YOUR OBJECTIVE ->
Repeat each entry as written, dropping any picture you find.

(DATA RECORDS Opens)

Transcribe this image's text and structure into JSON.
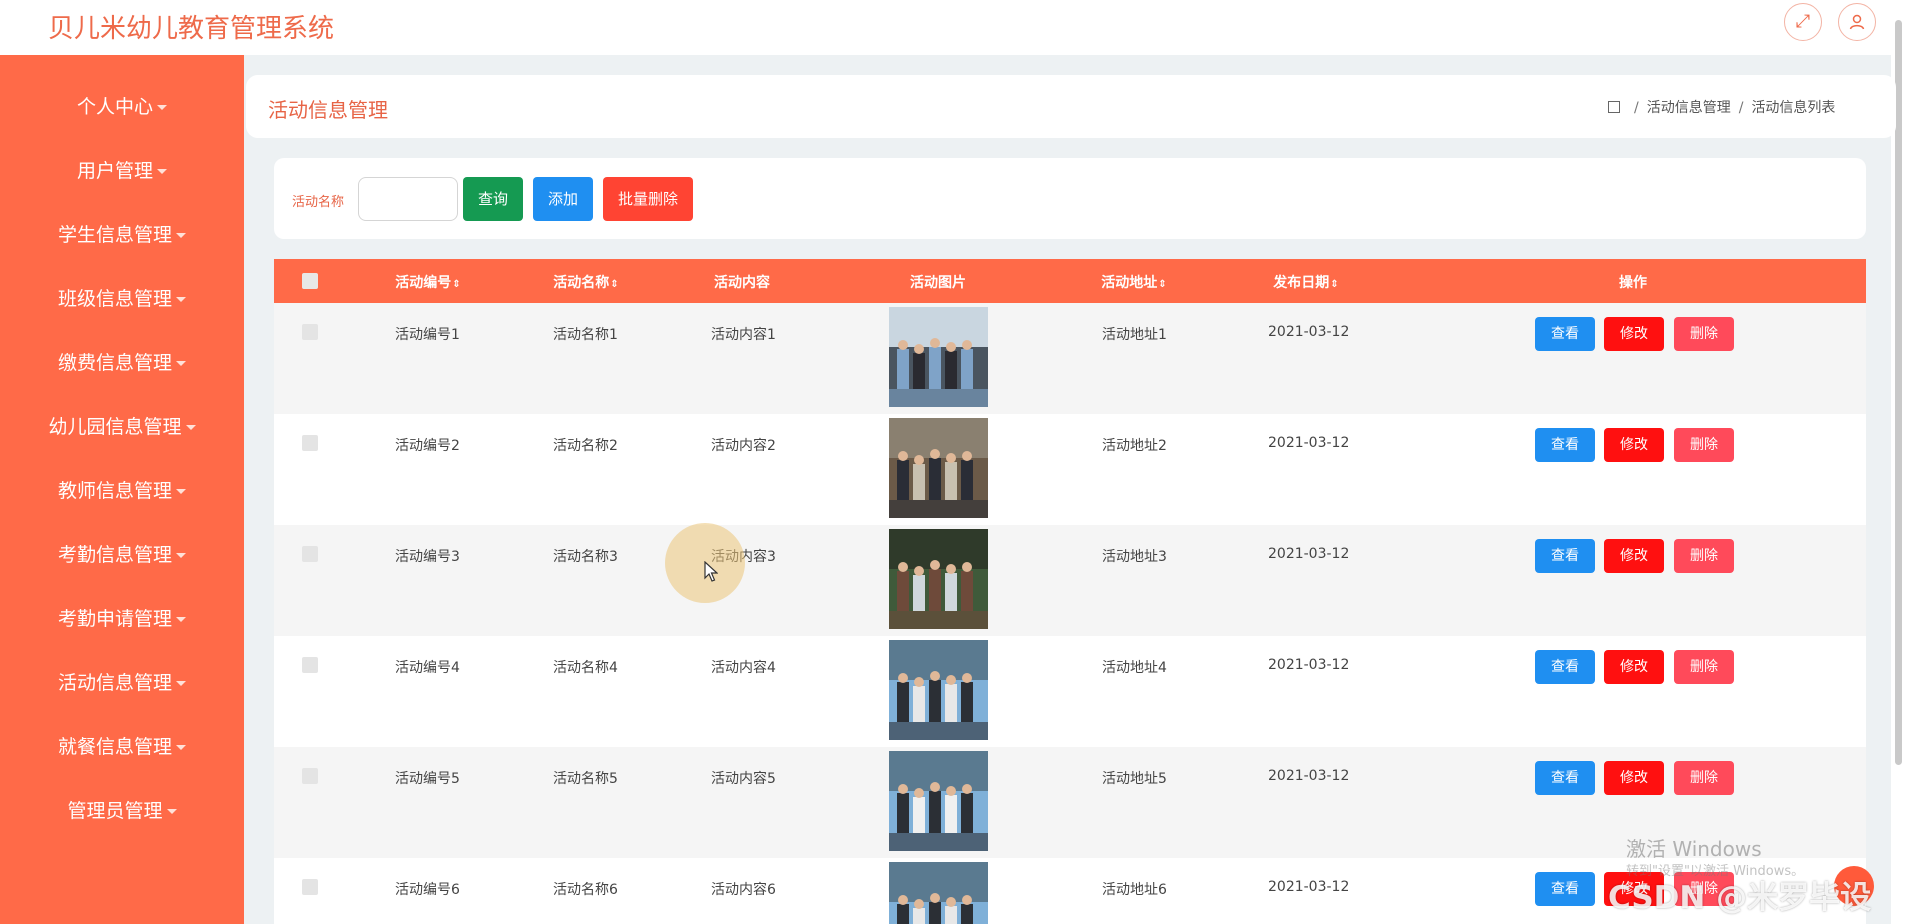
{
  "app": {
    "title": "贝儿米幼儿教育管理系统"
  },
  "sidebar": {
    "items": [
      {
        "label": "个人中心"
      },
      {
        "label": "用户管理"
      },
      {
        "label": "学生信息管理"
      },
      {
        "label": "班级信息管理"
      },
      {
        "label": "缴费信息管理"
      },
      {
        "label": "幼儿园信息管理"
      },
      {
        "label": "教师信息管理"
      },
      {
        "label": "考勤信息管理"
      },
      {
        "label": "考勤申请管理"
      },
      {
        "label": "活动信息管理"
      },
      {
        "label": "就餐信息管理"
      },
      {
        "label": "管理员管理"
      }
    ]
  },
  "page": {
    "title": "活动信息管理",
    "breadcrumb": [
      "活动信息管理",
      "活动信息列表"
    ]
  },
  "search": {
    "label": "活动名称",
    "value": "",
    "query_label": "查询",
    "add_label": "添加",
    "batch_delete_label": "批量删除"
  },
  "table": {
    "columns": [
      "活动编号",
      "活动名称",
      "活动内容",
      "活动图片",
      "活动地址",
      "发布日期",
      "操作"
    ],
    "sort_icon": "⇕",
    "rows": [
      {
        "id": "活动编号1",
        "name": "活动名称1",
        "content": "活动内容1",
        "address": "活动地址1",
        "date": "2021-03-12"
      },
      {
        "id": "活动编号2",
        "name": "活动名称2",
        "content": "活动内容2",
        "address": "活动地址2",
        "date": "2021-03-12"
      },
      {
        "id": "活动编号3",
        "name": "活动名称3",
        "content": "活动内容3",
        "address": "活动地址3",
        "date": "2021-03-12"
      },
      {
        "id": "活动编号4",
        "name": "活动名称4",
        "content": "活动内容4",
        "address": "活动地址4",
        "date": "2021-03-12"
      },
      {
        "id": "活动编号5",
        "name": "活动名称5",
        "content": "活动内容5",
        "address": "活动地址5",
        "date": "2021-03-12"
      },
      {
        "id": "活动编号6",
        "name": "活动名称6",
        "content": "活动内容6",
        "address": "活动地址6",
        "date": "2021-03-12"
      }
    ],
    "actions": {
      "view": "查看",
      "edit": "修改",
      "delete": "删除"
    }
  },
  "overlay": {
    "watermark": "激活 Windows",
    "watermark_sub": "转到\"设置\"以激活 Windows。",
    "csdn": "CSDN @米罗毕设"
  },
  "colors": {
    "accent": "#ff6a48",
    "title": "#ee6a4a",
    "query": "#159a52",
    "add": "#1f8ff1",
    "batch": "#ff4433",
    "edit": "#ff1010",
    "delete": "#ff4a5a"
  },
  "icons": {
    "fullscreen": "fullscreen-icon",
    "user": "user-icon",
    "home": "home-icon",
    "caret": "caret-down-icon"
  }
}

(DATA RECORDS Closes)

ANSWER TO THIS PROBLEM ->
Transcribe this image's text and structure into JSON.
{
  "app": {
    "title": "贝儿米幼儿教育管理系统"
  },
  "sidebar": {
    "items": [
      {
        "label": "个人中心"
      },
      {
        "label": "用户管理"
      },
      {
        "label": "学生信息管理"
      },
      {
        "label": "班级信息管理"
      },
      {
        "label": "缴费信息管理"
      },
      {
        "label": "幼儿园信息管理"
      },
      {
        "label": "教师信息管理"
      },
      {
        "label": "考勤信息管理"
      },
      {
        "label": "考勤申请管理"
      },
      {
        "label": "活动信息管理"
      },
      {
        "label": "就餐信息管理"
      },
      {
        "label": "管理员管理"
      }
    ]
  },
  "page": {
    "title": "活动信息管理",
    "breadcrumb": [
      "活动信息管理",
      "活动信息列表"
    ]
  },
  "search": {
    "label": "活动名称",
    "value": "",
    "query_label": "查询",
    "add_label": "添加",
    "batch_delete_label": "批量删除"
  },
  "table": {
    "columns": [
      "活动编号",
      "活动名称",
      "活动内容",
      "活动图片",
      "活动地址",
      "发布日期",
      "操作"
    ],
    "sort_icon": "⇕",
    "rows": [
      {
        "id": "活动编号1",
        "name": "活动名称1",
        "content": "活动内容1",
        "address": "活动地址1",
        "date": "2021-03-12"
      },
      {
        "id": "活动编号2",
        "name": "活动名称2",
        "content": "活动内容2",
        "address": "活动地址2",
        "date": "2021-03-12"
      },
      {
        "id": "活动编号3",
        "name": "活动名称3",
        "content": "活动内容3",
        "address": "活动地址3",
        "date": "2021-03-12"
      },
      {
        "id": "活动编号4",
        "name": "活动名称4",
        "content": "活动内容4",
        "address": "活动地址4",
        "date": "2021-03-12"
      },
      {
        "id": "活动编号5",
        "name": "活动名称5",
        "content": "活动内容5",
        "address": "活动地址5",
        "date": "2021-03-12"
      },
      {
        "id": "活动编号6",
        "name": "活动名称6",
        "content": "活动内容6",
        "address": "活动地址6",
        "date": "2021-03-12"
      }
    ],
    "actions": {
      "view": "查看",
      "edit": "修改",
      "delete": "删除"
    }
  },
  "overlay": {
    "watermark": "激活 Windows",
    "watermark_sub": "转到\"设置\"以激活 Windows。",
    "csdn": "CSDN @米罗毕设"
  },
  "colors": {
    "accent": "#ff6a48",
    "title": "#ee6a4a",
    "query": "#159a52",
    "add": "#1f8ff1",
    "batch": "#ff4433",
    "edit": "#ff1010",
    "delete": "#ff4a5a"
  },
  "icons": {
    "fullscreen": "fullscreen-icon",
    "user": "user-icon",
    "home": "home-icon",
    "caret": "caret-down-icon"
  }
}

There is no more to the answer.